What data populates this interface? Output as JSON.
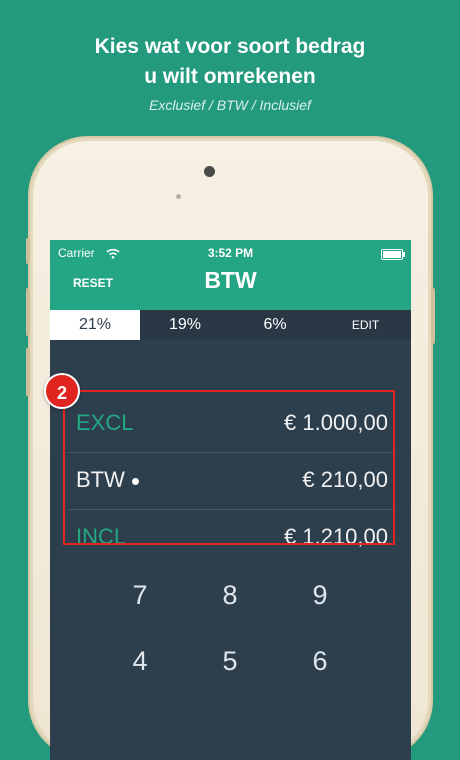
{
  "headline": {
    "line1": "Kies wat voor soort bedrag",
    "line2": "u wilt omrekenen",
    "subtitle": "Exclusief / BTW / Inclusief"
  },
  "status_bar": {
    "carrier": "Carrier",
    "time": "3:52 PM"
  },
  "app": {
    "title": "BTW",
    "reset_label": "RESET",
    "tabs": [
      {
        "label": "21%",
        "active": true
      },
      {
        "label": "19%",
        "active": false
      },
      {
        "label": "6%",
        "active": false
      },
      {
        "label": "EDIT",
        "active": false
      }
    ],
    "rows": [
      {
        "label": "EXCL",
        "value": "€ 1.000,00"
      },
      {
        "label": "BTW",
        "value": "€ 210,00"
      },
      {
        "label": "INCL",
        "value": "€ 1.210,00"
      }
    ],
    "badge": "2",
    "keypad": [
      "7",
      "8",
      "9",
      "4",
      "5",
      "6"
    ]
  },
  "colors": {
    "background": "#239a7e",
    "accent": "#24a584",
    "screen": "#2d3e4d",
    "highlight": "#e0241f"
  }
}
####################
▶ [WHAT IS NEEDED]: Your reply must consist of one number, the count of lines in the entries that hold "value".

▶ [RESPONSE TO THE TASK]: 3